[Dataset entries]
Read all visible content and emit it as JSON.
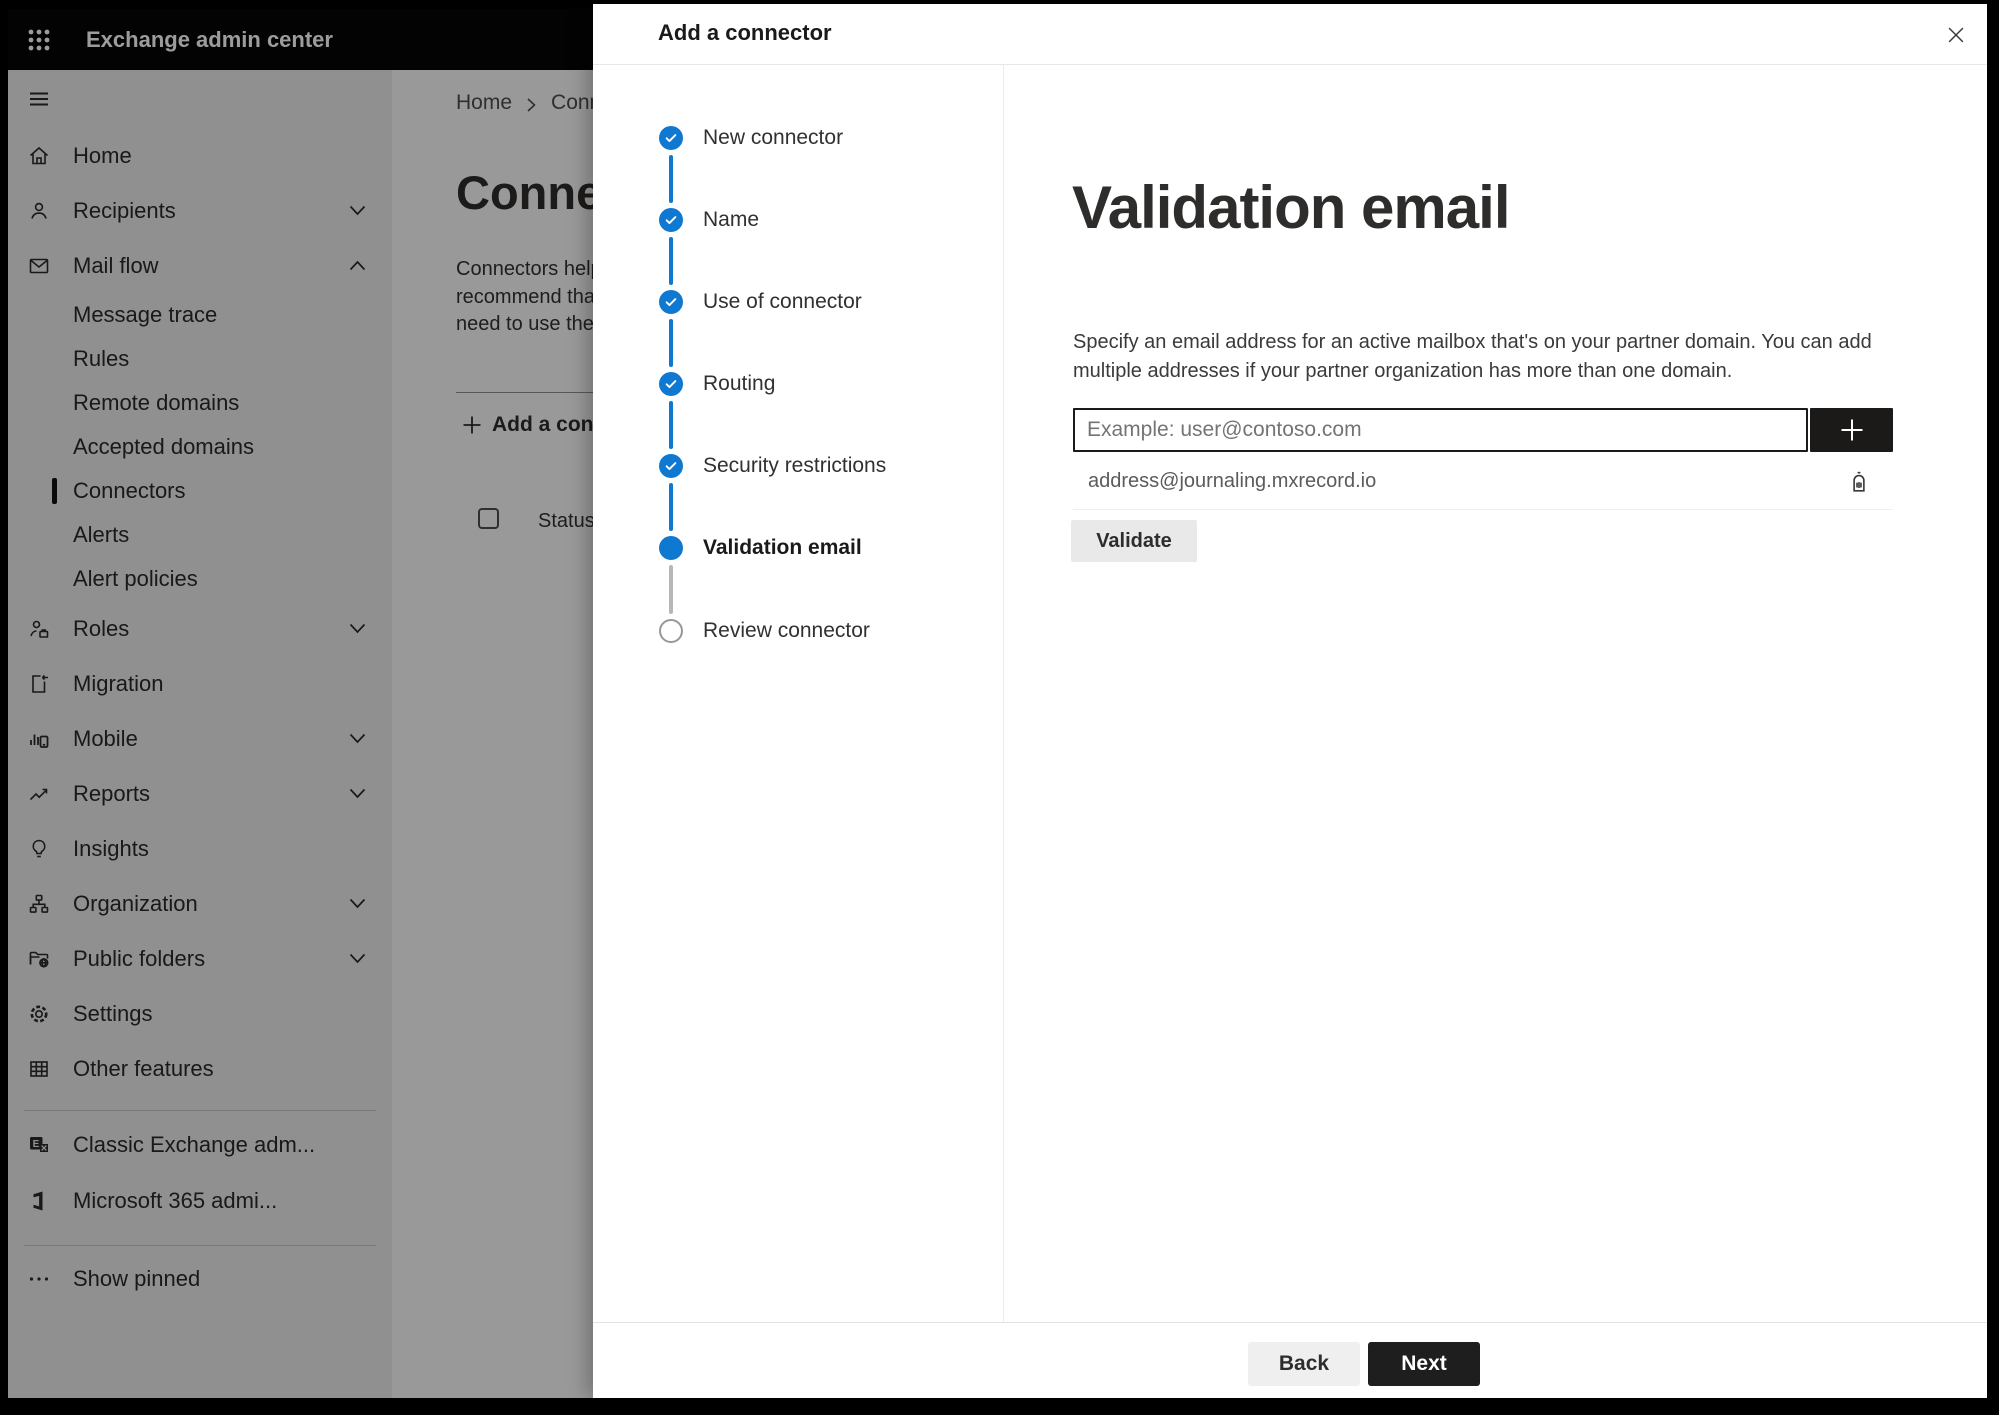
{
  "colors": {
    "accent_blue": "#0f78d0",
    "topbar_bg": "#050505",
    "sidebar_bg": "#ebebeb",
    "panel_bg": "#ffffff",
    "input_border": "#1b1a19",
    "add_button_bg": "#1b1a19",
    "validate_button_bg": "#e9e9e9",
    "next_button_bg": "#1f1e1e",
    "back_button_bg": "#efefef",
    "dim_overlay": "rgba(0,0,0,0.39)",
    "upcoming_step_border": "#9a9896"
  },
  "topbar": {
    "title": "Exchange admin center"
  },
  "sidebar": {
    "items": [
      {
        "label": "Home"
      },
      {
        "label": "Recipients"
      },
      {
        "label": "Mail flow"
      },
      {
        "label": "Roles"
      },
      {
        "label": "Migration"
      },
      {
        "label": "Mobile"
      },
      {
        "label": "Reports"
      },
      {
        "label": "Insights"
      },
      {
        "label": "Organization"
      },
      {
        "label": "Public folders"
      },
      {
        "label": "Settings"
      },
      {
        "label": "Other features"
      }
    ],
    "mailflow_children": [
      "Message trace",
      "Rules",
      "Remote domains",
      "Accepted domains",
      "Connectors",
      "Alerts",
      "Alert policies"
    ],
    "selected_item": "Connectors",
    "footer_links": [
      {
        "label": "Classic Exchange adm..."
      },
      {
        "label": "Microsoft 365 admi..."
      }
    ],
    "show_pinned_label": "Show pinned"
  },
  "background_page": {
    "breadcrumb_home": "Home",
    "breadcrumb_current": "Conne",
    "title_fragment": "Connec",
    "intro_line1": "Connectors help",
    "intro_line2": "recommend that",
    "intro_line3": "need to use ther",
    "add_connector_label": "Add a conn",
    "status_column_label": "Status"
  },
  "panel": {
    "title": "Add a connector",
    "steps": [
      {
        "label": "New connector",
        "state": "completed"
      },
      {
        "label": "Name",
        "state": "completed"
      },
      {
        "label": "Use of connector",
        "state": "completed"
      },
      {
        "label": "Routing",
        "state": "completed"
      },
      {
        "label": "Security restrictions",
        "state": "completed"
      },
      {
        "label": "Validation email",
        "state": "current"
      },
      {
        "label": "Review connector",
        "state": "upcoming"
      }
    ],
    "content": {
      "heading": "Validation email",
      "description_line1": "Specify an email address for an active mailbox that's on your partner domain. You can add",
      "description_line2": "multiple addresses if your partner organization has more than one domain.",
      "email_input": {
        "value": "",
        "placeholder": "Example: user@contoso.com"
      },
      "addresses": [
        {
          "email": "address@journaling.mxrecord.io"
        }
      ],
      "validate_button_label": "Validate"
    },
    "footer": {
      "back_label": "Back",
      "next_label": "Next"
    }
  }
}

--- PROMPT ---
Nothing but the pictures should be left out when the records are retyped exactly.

--- EXERCISE RESPONSE ---
Read all visible content and emit it as JSON.
{
  "colors": {
    "accent_blue": "#0f78d0",
    "topbar_bg": "#050505",
    "sidebar_bg": "#ebebeb",
    "panel_bg": "#ffffff",
    "input_border": "#1b1a19",
    "add_button_bg": "#1b1a19",
    "validate_button_bg": "#e9e9e9",
    "next_button_bg": "#1f1e1e",
    "back_button_bg": "#efefef",
    "dim_overlay": "rgba(0,0,0,0.39)",
    "upcoming_step_border": "#9a9896"
  },
  "topbar": {
    "title": "Exchange admin center"
  },
  "sidebar": {
    "items": [
      {
        "label": "Home"
      },
      {
        "label": "Recipients"
      },
      {
        "label": "Mail flow"
      },
      {
        "label": "Roles"
      },
      {
        "label": "Migration"
      },
      {
        "label": "Mobile"
      },
      {
        "label": "Reports"
      },
      {
        "label": "Insights"
      },
      {
        "label": "Organization"
      },
      {
        "label": "Public folders"
      },
      {
        "label": "Settings"
      },
      {
        "label": "Other features"
      }
    ],
    "mailflow_children": [
      "Message trace",
      "Rules",
      "Remote domains",
      "Accepted domains",
      "Connectors",
      "Alerts",
      "Alert policies"
    ],
    "selected_item": "Connectors",
    "footer_links": [
      {
        "label": "Classic Exchange adm..."
      },
      {
        "label": "Microsoft 365 admi..."
      }
    ],
    "show_pinned_label": "Show pinned"
  },
  "background_page": {
    "breadcrumb_home": "Home",
    "breadcrumb_current": "Conne",
    "title_fragment": "Connec",
    "intro_line1": "Connectors help",
    "intro_line2": "recommend that",
    "intro_line3": "need to use ther",
    "add_connector_label": "Add a conn",
    "status_column_label": "Status"
  },
  "panel": {
    "title": "Add a connector",
    "steps": [
      {
        "label": "New connector",
        "state": "completed"
      },
      {
        "label": "Name",
        "state": "completed"
      },
      {
        "label": "Use of connector",
        "state": "completed"
      },
      {
        "label": "Routing",
        "state": "completed"
      },
      {
        "label": "Security restrictions",
        "state": "completed"
      },
      {
        "label": "Validation email",
        "state": "current"
      },
      {
        "label": "Review connector",
        "state": "upcoming"
      }
    ],
    "content": {
      "heading": "Validation email",
      "description_line1": "Specify an email address for an active mailbox that's on your partner domain. You can add",
      "description_line2": "multiple addresses if your partner organization has more than one domain.",
      "email_input": {
        "value": "",
        "placeholder": "Example: user@contoso.com"
      },
      "addresses": [
        {
          "email": "address@journaling.mxrecord.io"
        }
      ],
      "validate_button_label": "Validate"
    },
    "footer": {
      "back_label": "Back",
      "next_label": "Next"
    }
  }
}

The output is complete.